(I love the word almost there. I’m so relieved he was able to avoid tongue blisters.)
“Whistling is not always considered ‘refined’; it is classed as a sort of oral accordion.”
“A whistler is generally met with appreciation …there are many in the audience who would like to be able to whistle.”
I believe that last part is pretty much true. I’ve had many people tell me that they wish they could whistle better or, at least, whistle at all. And, when whistling is used in popular music, it really stands out in a memorable way.
(Sittin’ on the) Dock of the Bay by Otis Redding,
Daydream – The Lovin’ Spoonful,
Winds of Change – The Scorpions
White Christmas – Bing Crosby,
Jealous Guy – John Lennon,
Mexican Whistler – Roger Whittaker,
Bluesette – Toots Thielemans,
Tighten Up – The Black Keys,
Don’t Worry Be Happy – Bobby McFerrin
The theme tunes of: The Andy Griffith Show, The Thin Blue Line, The Great Escape and The Bridge on the River Kwai (whistling goes so well with marching!)
Monty Python’s Always Look on the Bright Side of Life and of course the catchy 1949 theme to The Harlem Globe Trotters: Sweet Georgia Brown recorded by Brother Bones and his Shadows (which, I want to believe, was Hank Marvin’s band before he met Cliff Richard – but it’s not.)
The whistling solo in Walk Like an Egyptian by The Bangles was played on a machine.
If you are thinking, there don’t seem to be any female whistlers in that list, you are correct. For generations women have been encouraged not to whistle. Not necessarily by men (jealously keeping female whistlers pressed under the glass ceiling while they took all the best whistling jobs) but mainly it seems by other women. When women do whistle it is often because they have been influenced by a male friend or family member and then had to secretly practice in private because their mothers and other women tell them it’s just not done, it’s unladylike, and, if they pursue the practice, no-one will ever marry them.
American whistler Alice J. Shaw (no relation to me) went against this trend and became a renowned vaudeville star; touring the USA, Europe and India.
Wikipedia says of her:

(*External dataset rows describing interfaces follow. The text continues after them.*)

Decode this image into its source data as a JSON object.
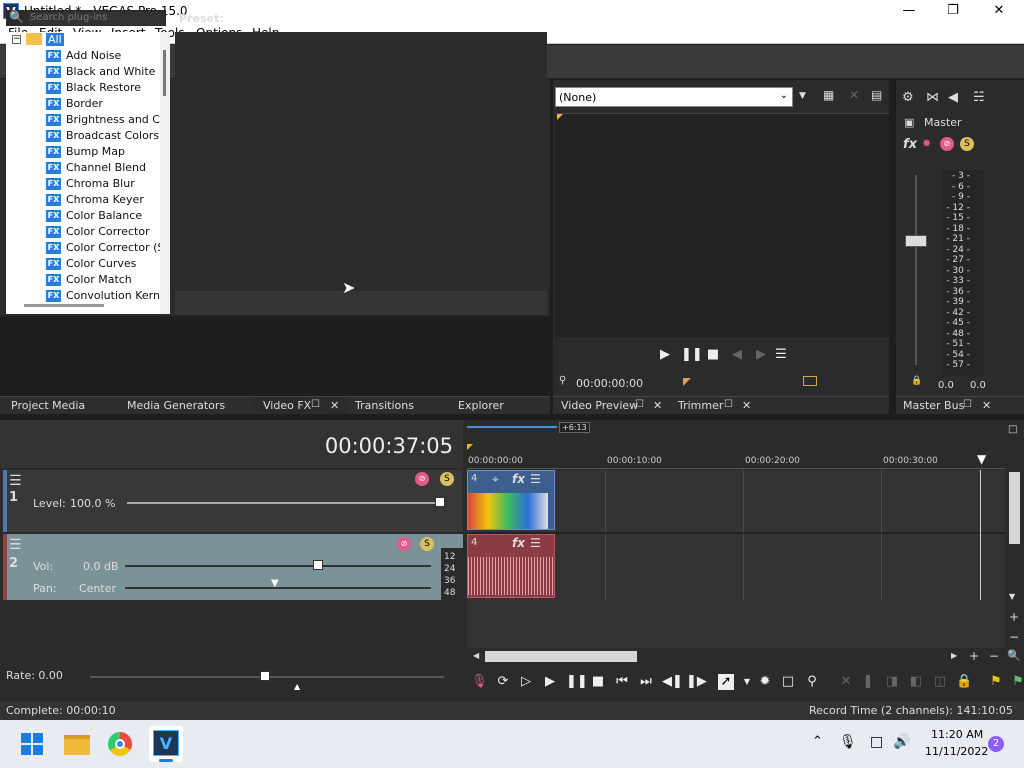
{
  "window": {
    "title": "Untitled * - VEGAS Pro 15.0",
    "app_icon": "V"
  },
  "menu": [
    "File",
    "Edit",
    "View",
    "Insert",
    "Tools",
    "Options",
    "Help"
  ],
  "fx_panel": {
    "search_placeholder": "Search plug-ins",
    "preset_label": "Preset:",
    "root": "All",
    "items": [
      "Add Noise",
      "Black and White",
      "Black Restore",
      "Border",
      "Brightness and Co",
      "Broadcast Colors",
      "Bump Map",
      "Channel Blend",
      "Chroma Blur",
      "Chroma Keyer",
      "Color Balance",
      "Color Corrector",
      "Color Corrector (S",
      "Color Curves",
      "Color Match",
      "Convolution Kerne"
    ],
    "badge": "FX"
  },
  "tabs_left": [
    "Project Media",
    "Media Generators",
    "Video FX",
    "Transitions",
    "Explorer"
  ],
  "preview": {
    "select_value": "(None)",
    "time": "00:00:00:00",
    "tabs": [
      "Video Preview",
      "Trimmer"
    ]
  },
  "master": {
    "label": "Master",
    "scale": [
      "3",
      "6",
      "9",
      "12",
      "15",
      "18",
      "21",
      "24",
      "27",
      "30",
      "33",
      "36",
      "39",
      "42",
      "45",
      "48",
      "51",
      "54",
      "57"
    ],
    "readout_left": "0.0",
    "readout_right": "0.0",
    "tab": "Master Bus"
  },
  "timeline": {
    "timecode": "00:00:37:05",
    "loop_marker": "+6:13",
    "ruler": [
      "00:00:00:00",
      "00:00:10:00",
      "00:00:20:00",
      "00:00:30:00"
    ],
    "video_track": {
      "number": "1",
      "level_label": "Level:",
      "level_value": "100.0 %",
      "clip_number": "4"
    },
    "audio_track": {
      "number": "2",
      "vol_label": "Vol:",
      "vol_value": "0.0 dB",
      "pan_label": "Pan:",
      "pan_value": "Center",
      "clip_number": "4",
      "db_scale": [
        "12",
        "24",
        "36",
        "48"
      ]
    },
    "rate_label": "Rate: 0.00"
  },
  "status": {
    "left": "Complete: 00:00:10",
    "right": "Record Time (2 channels): 141:10:05"
  },
  "taskbar": {
    "time": "11:20 AM",
    "date": "11/11/2022",
    "notifications": "2"
  }
}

Because a “whistling woman” was sometimes considered vulgar or unwise, Shaw was careful to craft her shows with the utmost decorum, both in her physical movements and in her facial expressions. Reviewers remarked on her ability to follow sheet music, which emphasized her self-discipline

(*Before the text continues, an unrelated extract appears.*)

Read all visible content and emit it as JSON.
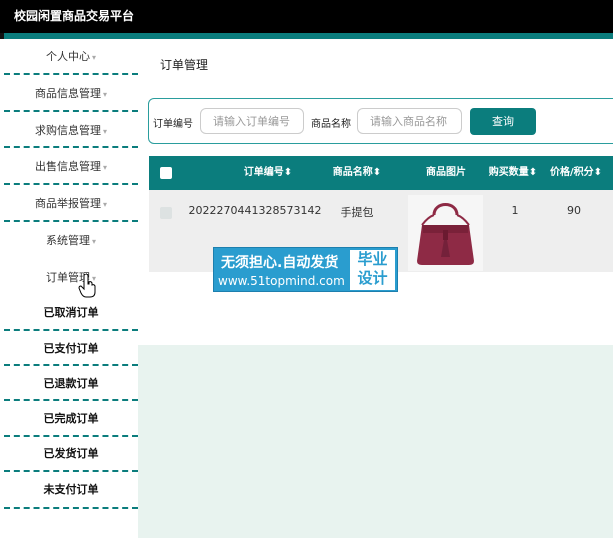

Alice J. Shaw also made some of the earliest recordings of whistling. Further down the same Wikipedia page you can hear a 1907 performance with her daughters Ethel and Elsie: collectively known as The May Blossoms.

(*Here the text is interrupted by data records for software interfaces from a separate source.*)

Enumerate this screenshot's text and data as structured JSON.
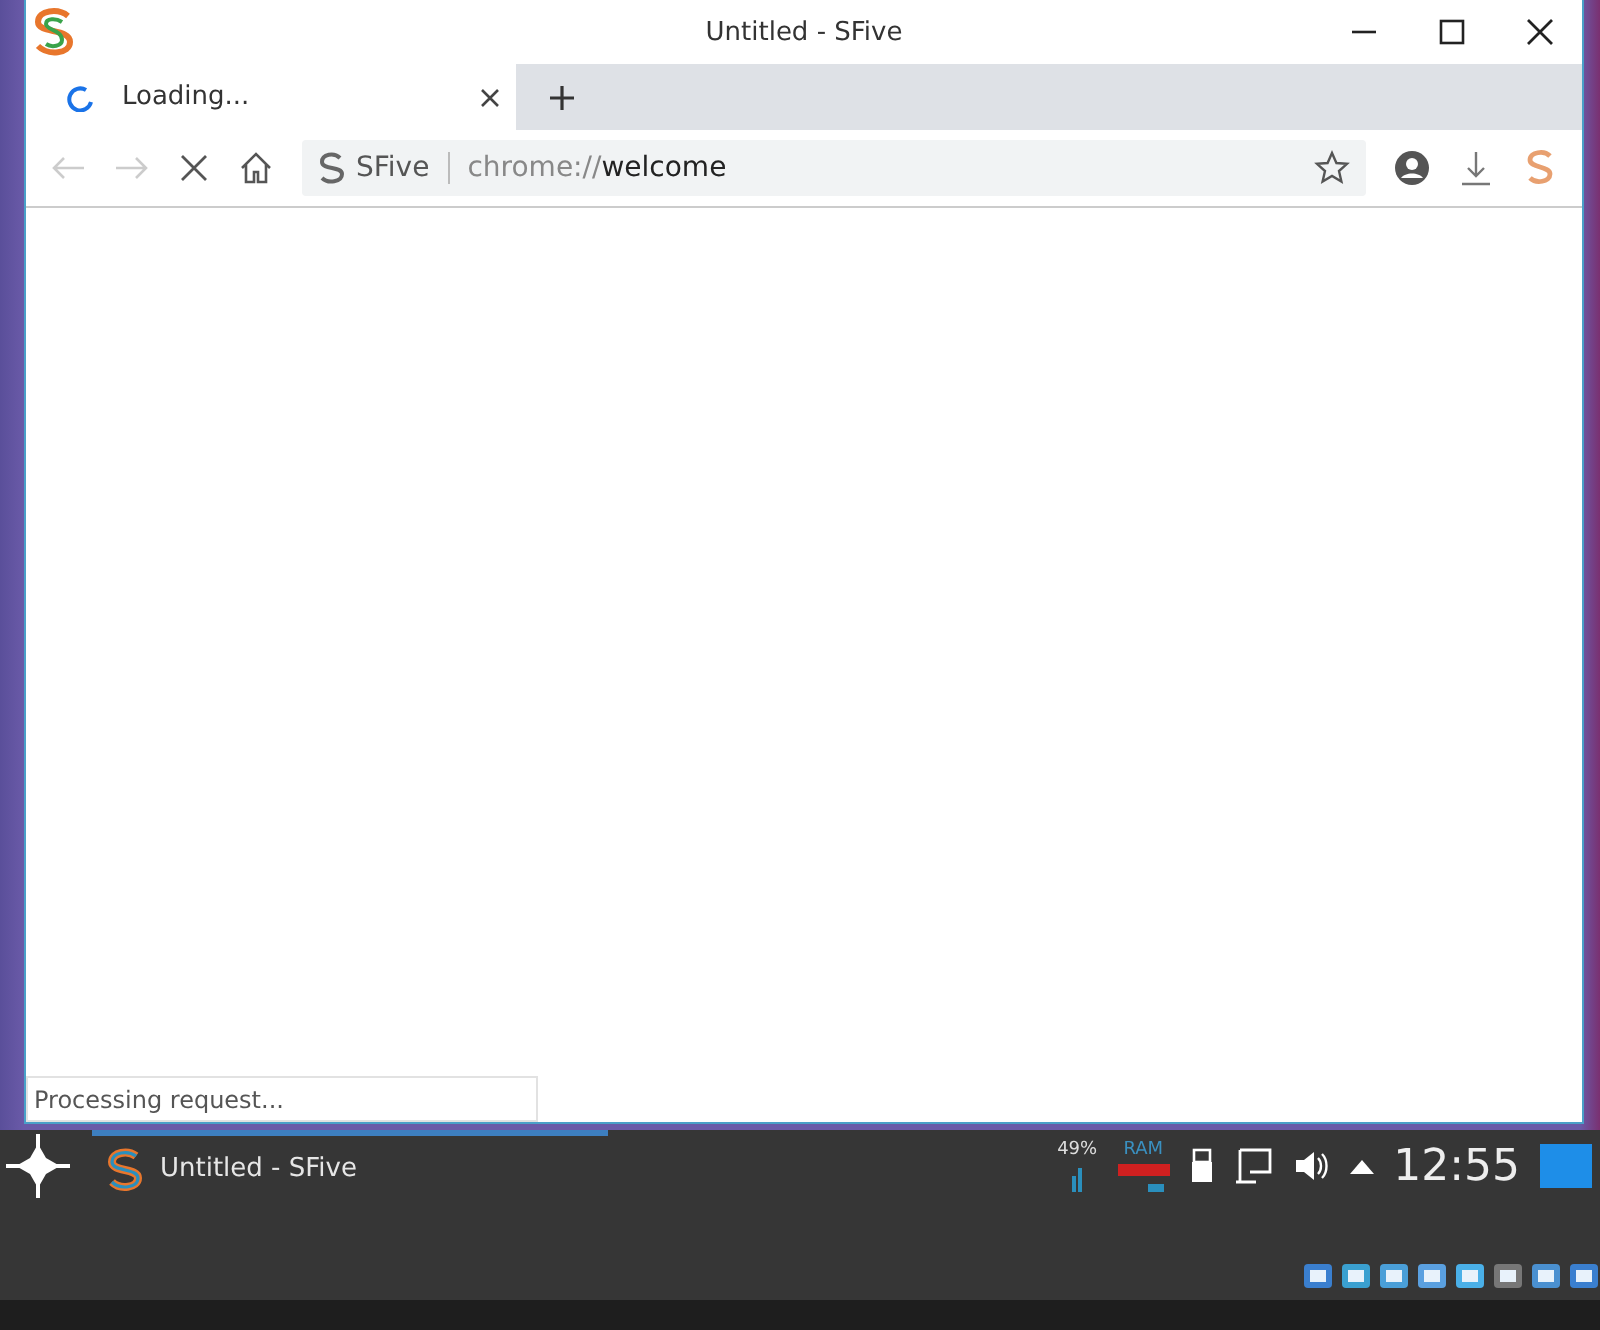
{
  "window": {
    "title": "Untitled - SFive"
  },
  "tabs": [
    {
      "label": "Loading...",
      "loading": true,
      "selected": true
    }
  ],
  "address": {
    "site_name": "SFive",
    "url_scheme": "chrome://",
    "url_rest": "welcome"
  },
  "status_bubble": "Processing request...",
  "taskbar": {
    "tasks": [
      {
        "title": "Untitled - SFive",
        "loading": true
      }
    ],
    "tray": {
      "cpu": "49%",
      "ram_label": "RAM",
      "clock": "12:55"
    }
  }
}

I was beginning to theorise that whistling began its demise with the advent of Rock and Roll but then remembered even Elvis Presley recorded a track called A Whistling Tune on his 1971 album C’mon Everybody. I always assumed it was Elvis doing the whistling but now realise, that for all I know, it could just as easily have been Leo Eide, the Living Flute, standing in.
What I do know is that my own ability to whistle has waned recently. Or, as B.B. King would say, the trill is gone…
I wonder if a slight weight gain over the corona period has caused the shape of my lips to change? Or, like brass instrument players who suddenly lose the ability to form an embouchure, has my ‘lip’ gone?
Jane thinks it’s neither of these. She believes it’s from a lack of performing live gigs and tells me I need to practice more. She says my whistle muscles have become weak and flabby due to lack of use …Hmm the cheek of it all! But at least that is something I can work on.
We’ll see how it goes. If I can get my whistle back up to speed maybe I’ll grab the chance to do one of those unrealized ambitions: like competing in a whistling contest, making an all-whistling album or even learning to imitate note-for-note some classic guitar solos by Led Zeppelin, Prince or Guns n Roses.
One thing is for sure: it would probably be a lot of work and there’d be no money in it whatsoever.
But, as Thaddeus the Song-thrush told me, “So what else is new? That’s music – you don’t think about why you’re doing it – you just do it!”